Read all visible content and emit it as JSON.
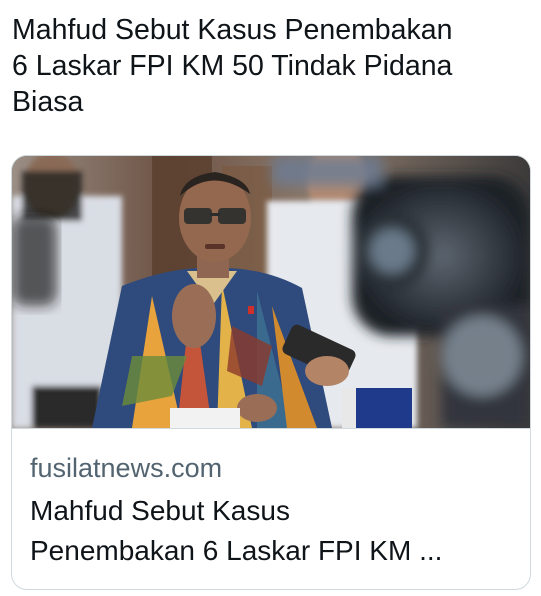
{
  "tweet": {
    "text_lines": [
      "Mahfud Sebut Kasus Penembakan",
      "6 Laskar FPI KM 50 Tindak Pidana",
      "Biasa"
    ]
  },
  "card": {
    "domain": "fusilatnews.com",
    "title_lines": [
      "Mahfud Sebut Kasus",
      "Penembakan 6 Laskar FPI KM ..."
    ],
    "image_alt": "Mahfud MD speaking to reporters surrounded by microphones"
  },
  "colors": {
    "text_primary": "#0f1419",
    "text_secondary": "#536471",
    "border": "#cfd9de",
    "background": "#ffffff"
  }
}
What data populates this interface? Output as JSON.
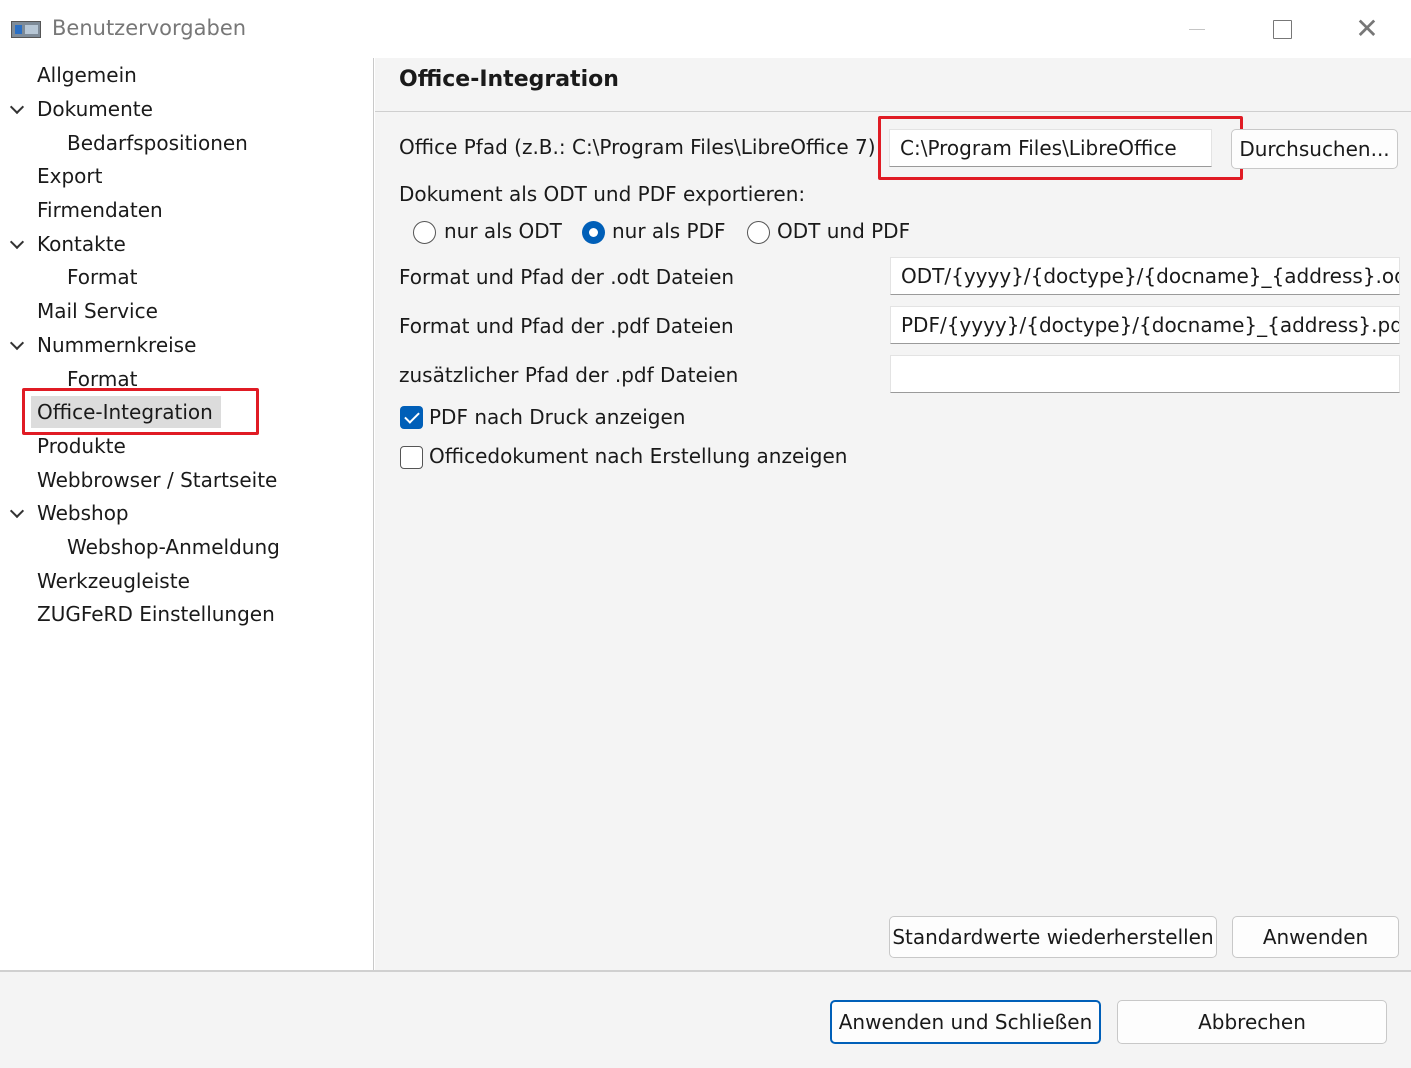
{
  "window": {
    "title": "Benutzervorgaben",
    "icon": "app-window-icon",
    "minimize": "—",
    "maximize": "",
    "close": "✕"
  },
  "sidebar": {
    "items": [
      {
        "label": "Allgemein"
      },
      {
        "label": "Dokumente",
        "expanded": true
      },
      {
        "label": "Bedarfspositionen"
      },
      {
        "label": "Export"
      },
      {
        "label": "Firmendaten"
      },
      {
        "label": "Kontakte",
        "expanded": true
      },
      {
        "label": "Format"
      },
      {
        "label": "Mail Service"
      },
      {
        "label": "Nummernkreise",
        "expanded": true
      },
      {
        "label": "Format"
      },
      {
        "label": "Office-Integration",
        "selected": true
      },
      {
        "label": "Produkte"
      },
      {
        "label": "Webbrowser / Startseite"
      },
      {
        "label": "Webshop",
        "expanded": true
      },
      {
        "label": "Webshop-Anmeldung"
      },
      {
        "label": "Werkzeugleiste"
      },
      {
        "label": "ZUGFeRD Einstellungen"
      }
    ]
  },
  "main": {
    "title": "Office-Integration",
    "office_path": {
      "label": "Office Pfad (z.B.: C:\\Program Files\\LibreOffice 7)",
      "value": "C:\\Program Files\\LibreOffice",
      "browse_label": "Durchsuchen..."
    },
    "export": {
      "label": "Dokument als ODT und PDF exportieren:",
      "options": [
        {
          "label": "nur als ODT",
          "checked": false
        },
        {
          "label": "nur als PDF",
          "checked": true
        },
        {
          "label": "ODT und PDF",
          "checked": false
        }
      ]
    },
    "odt_format": {
      "label": "Format und Pfad der .odt Dateien",
      "value": "ODT/{yyyy}/{doctype}/{docname}_{address}.odt"
    },
    "pdf_format": {
      "label": "Format und Pfad der .pdf Dateien",
      "value": "PDF/{yyyy}/{doctype}/{docname}_{address}.pdf"
    },
    "extra_pdf_path": {
      "label": "zusätzlicher Pfad der .pdf Dateien",
      "value": ""
    },
    "checkboxes": [
      {
        "label": "PDF nach Druck anzeigen",
        "checked": true
      },
      {
        "label": "Officedokument nach Erstellung anzeigen",
        "checked": false
      }
    ],
    "restore_defaults_label": "Standardwerte wiederherstellen",
    "apply_label": "Anwenden"
  },
  "footer": {
    "apply_close_label": "Anwenden und Schließen",
    "cancel_label": "Abbrechen"
  },
  "colors": {
    "accent": "#005fb8",
    "highlight_annotation": "#e01b24"
  }
}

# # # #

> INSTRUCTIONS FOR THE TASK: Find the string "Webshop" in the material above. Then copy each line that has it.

> RESPONSE:
        "label": "Webshop",
        "label": "Webshop-Anmeldung"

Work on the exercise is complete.